If a line in the listing contains "JSON", copy it out whole.

■ **RECORDS FOR THIS TASK**:
------------------------------

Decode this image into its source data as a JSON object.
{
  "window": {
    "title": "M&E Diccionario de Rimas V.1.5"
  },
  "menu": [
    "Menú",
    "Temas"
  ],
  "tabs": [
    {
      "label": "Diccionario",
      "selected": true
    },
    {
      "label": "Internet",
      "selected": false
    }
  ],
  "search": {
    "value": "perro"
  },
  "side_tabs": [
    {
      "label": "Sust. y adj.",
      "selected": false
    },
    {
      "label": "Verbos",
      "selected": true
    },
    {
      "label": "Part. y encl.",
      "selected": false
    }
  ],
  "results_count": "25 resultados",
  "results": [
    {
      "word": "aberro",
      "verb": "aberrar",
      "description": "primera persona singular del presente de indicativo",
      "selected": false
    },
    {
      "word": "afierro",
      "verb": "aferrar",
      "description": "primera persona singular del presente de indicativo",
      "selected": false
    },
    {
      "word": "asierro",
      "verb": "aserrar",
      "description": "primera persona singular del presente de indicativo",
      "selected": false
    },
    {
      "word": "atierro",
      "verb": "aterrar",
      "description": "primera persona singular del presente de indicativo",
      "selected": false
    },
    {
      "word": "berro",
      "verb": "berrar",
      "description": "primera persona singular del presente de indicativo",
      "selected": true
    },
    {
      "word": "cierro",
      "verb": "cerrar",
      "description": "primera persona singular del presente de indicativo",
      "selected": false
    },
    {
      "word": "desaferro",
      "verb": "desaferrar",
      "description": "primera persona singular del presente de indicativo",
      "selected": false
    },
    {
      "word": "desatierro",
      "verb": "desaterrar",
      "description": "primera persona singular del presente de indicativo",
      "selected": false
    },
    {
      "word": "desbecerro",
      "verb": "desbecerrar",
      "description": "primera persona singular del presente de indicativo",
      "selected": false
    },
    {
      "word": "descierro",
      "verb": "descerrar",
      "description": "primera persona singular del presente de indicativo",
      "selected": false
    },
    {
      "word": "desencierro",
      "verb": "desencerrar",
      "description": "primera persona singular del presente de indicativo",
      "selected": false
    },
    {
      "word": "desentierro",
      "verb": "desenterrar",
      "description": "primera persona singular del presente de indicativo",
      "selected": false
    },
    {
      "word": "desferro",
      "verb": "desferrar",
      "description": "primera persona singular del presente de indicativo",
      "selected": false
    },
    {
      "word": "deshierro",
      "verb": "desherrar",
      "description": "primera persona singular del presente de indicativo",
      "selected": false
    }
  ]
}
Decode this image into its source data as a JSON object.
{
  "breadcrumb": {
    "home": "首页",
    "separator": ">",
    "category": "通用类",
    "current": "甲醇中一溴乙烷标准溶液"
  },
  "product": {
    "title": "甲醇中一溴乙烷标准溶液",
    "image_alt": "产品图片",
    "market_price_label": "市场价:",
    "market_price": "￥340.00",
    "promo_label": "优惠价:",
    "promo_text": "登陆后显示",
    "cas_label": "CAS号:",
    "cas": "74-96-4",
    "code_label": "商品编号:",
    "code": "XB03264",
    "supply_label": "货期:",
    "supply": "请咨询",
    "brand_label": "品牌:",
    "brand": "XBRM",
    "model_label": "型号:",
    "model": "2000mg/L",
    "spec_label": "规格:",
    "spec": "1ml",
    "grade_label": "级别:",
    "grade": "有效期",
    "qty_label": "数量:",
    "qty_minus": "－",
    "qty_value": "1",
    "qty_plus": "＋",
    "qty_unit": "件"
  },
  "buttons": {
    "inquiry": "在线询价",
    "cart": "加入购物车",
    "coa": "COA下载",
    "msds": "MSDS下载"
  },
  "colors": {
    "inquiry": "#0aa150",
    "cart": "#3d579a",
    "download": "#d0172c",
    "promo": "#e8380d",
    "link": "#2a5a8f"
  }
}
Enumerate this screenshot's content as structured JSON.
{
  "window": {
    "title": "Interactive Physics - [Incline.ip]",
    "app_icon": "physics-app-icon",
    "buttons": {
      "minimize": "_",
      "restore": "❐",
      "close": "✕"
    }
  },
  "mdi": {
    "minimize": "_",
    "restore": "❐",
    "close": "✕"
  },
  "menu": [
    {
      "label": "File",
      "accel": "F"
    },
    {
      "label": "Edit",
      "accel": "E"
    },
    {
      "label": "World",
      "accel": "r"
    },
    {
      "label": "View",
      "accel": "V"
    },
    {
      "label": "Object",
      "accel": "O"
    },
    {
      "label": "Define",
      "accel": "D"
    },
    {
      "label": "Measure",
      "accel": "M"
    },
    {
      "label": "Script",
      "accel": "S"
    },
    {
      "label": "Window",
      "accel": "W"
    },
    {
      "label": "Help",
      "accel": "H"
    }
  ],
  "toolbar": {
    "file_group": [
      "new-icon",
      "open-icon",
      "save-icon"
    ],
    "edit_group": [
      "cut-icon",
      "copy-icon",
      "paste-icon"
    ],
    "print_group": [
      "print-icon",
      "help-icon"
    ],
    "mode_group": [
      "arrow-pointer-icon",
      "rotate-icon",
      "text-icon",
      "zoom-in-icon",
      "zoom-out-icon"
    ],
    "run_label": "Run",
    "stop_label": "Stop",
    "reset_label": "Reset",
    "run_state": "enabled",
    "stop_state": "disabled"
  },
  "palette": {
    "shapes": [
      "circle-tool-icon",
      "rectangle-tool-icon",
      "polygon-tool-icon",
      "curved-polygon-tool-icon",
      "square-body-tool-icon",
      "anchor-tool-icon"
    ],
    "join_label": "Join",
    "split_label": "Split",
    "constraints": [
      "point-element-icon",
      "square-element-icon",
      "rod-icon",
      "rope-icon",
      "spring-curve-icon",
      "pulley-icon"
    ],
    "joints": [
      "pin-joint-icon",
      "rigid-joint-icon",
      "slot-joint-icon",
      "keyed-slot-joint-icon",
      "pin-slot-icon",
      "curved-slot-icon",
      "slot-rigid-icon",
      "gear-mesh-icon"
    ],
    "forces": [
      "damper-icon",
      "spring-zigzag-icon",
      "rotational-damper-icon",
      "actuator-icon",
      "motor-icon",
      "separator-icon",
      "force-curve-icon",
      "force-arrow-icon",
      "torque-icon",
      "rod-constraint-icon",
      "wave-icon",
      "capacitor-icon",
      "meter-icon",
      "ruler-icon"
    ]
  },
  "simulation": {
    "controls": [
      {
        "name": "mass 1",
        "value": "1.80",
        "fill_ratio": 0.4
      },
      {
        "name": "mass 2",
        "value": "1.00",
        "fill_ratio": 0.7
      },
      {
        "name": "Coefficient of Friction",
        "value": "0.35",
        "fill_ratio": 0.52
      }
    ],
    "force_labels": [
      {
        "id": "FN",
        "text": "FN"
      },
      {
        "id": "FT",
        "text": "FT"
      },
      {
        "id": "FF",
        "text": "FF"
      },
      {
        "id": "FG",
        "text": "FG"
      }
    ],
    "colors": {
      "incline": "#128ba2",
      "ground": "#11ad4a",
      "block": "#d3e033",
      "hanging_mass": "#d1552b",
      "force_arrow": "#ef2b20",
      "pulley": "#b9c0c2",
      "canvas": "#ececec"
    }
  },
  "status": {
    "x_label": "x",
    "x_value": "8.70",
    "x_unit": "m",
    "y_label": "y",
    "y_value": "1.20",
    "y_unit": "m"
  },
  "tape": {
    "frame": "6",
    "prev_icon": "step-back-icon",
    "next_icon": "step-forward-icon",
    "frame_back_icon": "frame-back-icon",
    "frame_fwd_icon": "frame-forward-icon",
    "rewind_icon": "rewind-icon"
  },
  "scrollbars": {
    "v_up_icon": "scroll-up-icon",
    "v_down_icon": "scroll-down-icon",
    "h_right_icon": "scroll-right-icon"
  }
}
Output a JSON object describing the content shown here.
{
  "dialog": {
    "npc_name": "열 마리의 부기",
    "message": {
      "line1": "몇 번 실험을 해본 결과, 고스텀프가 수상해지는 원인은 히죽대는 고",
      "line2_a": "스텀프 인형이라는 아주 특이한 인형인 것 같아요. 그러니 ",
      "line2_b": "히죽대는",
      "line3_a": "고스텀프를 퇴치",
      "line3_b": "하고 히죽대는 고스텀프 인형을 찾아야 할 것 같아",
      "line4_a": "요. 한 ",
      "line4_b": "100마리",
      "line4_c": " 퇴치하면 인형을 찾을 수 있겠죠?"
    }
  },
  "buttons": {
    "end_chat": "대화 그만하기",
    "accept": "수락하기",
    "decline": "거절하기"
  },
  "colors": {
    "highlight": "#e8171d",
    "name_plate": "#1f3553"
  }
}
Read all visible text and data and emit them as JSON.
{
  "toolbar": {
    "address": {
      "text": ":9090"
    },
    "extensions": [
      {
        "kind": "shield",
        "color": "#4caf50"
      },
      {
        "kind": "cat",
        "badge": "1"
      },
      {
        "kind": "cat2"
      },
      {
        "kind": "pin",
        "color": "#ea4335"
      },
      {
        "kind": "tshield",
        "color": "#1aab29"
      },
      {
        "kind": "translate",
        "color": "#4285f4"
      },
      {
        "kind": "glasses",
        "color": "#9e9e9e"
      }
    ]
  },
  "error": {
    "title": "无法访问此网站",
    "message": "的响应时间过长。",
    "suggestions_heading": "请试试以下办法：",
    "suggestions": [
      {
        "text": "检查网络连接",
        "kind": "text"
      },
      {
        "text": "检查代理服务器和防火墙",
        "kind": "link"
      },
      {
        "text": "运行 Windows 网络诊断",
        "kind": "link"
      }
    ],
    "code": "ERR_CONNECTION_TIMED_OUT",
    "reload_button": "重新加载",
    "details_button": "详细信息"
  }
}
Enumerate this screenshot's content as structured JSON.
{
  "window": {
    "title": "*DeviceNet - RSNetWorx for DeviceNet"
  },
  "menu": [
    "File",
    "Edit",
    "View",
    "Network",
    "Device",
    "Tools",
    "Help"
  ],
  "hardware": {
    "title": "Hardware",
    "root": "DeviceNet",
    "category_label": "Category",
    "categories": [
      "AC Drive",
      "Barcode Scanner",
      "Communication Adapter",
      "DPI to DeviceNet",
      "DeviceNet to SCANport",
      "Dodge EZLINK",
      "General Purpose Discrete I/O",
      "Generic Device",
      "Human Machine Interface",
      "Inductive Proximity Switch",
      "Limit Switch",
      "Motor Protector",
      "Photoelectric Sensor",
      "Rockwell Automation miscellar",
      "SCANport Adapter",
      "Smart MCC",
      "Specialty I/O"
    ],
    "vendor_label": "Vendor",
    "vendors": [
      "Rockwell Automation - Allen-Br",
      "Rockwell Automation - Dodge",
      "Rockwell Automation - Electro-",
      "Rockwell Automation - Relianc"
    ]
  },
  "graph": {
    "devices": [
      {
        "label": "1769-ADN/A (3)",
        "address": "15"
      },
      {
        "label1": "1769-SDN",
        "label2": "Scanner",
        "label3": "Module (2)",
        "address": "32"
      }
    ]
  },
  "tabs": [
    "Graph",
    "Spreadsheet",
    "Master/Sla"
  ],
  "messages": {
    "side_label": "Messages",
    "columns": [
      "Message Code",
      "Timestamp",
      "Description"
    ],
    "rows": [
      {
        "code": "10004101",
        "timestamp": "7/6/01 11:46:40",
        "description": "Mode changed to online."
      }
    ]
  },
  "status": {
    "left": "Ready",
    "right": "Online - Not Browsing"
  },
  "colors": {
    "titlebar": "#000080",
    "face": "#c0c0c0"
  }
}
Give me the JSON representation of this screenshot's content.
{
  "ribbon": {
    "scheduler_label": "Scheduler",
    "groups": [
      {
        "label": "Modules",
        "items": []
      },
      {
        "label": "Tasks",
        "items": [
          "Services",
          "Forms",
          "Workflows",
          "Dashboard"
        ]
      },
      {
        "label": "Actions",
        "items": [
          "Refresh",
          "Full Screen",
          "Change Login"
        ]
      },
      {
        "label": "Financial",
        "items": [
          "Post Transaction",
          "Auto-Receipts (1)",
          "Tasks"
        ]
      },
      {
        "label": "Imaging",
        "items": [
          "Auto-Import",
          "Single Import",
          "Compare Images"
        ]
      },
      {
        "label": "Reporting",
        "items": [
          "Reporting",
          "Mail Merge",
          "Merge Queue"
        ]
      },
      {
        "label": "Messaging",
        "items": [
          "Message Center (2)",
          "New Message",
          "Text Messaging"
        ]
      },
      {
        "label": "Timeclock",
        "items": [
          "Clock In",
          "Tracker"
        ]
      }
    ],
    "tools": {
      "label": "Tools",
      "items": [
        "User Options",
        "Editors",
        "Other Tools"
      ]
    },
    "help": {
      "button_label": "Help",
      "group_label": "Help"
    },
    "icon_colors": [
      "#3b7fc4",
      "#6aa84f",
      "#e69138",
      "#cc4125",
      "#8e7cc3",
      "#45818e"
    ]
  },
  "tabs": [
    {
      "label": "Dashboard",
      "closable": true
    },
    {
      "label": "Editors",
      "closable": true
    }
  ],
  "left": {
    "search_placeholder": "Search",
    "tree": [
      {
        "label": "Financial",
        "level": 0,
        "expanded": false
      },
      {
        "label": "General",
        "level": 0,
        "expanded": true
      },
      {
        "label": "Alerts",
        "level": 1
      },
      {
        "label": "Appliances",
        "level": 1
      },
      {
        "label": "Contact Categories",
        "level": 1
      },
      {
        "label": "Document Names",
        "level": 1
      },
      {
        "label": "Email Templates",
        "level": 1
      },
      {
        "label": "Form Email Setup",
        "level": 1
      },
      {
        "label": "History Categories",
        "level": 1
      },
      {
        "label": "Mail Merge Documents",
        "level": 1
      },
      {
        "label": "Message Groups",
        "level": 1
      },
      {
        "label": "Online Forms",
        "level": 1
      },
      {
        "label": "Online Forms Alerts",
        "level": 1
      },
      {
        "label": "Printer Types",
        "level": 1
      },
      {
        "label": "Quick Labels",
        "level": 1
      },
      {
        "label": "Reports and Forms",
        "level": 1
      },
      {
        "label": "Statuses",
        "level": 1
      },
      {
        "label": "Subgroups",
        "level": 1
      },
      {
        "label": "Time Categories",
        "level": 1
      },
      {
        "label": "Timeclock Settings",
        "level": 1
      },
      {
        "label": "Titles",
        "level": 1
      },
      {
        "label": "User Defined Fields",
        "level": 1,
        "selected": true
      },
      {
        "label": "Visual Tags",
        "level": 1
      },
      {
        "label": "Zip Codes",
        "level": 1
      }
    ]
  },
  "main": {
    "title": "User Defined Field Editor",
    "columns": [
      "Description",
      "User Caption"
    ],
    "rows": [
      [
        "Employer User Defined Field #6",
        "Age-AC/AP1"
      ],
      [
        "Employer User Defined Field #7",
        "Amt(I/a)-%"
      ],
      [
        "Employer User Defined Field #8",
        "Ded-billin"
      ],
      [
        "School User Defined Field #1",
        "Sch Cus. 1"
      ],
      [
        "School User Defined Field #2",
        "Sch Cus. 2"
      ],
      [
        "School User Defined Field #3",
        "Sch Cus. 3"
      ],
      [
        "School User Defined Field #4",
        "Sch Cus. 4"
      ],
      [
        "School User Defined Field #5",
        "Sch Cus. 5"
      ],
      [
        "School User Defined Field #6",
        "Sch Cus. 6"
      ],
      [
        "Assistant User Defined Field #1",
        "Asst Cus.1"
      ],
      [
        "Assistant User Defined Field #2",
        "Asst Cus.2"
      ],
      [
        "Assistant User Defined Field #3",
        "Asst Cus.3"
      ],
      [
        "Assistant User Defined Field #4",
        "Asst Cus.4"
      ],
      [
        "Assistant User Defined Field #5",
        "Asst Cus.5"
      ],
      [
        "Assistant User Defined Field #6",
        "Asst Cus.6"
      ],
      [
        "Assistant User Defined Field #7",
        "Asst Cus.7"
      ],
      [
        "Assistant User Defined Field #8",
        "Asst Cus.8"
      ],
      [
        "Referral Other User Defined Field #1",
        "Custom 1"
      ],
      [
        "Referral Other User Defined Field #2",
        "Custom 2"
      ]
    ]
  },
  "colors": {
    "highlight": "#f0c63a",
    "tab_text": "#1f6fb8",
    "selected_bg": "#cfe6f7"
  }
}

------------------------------

■ **ANSWER FOR THE TASK**:
Decode this image into its source data as a JSON object.
Decode this image into its source data as a JSON object.
Enumerate this screenshot's content as structured JSON.
Output a JSON object describing the content shown here.
Read all visible text and data and emit them as JSON.
Enumerate this screenshot's content as structured JSON.
Give me the JSON representation of this screenshot's content.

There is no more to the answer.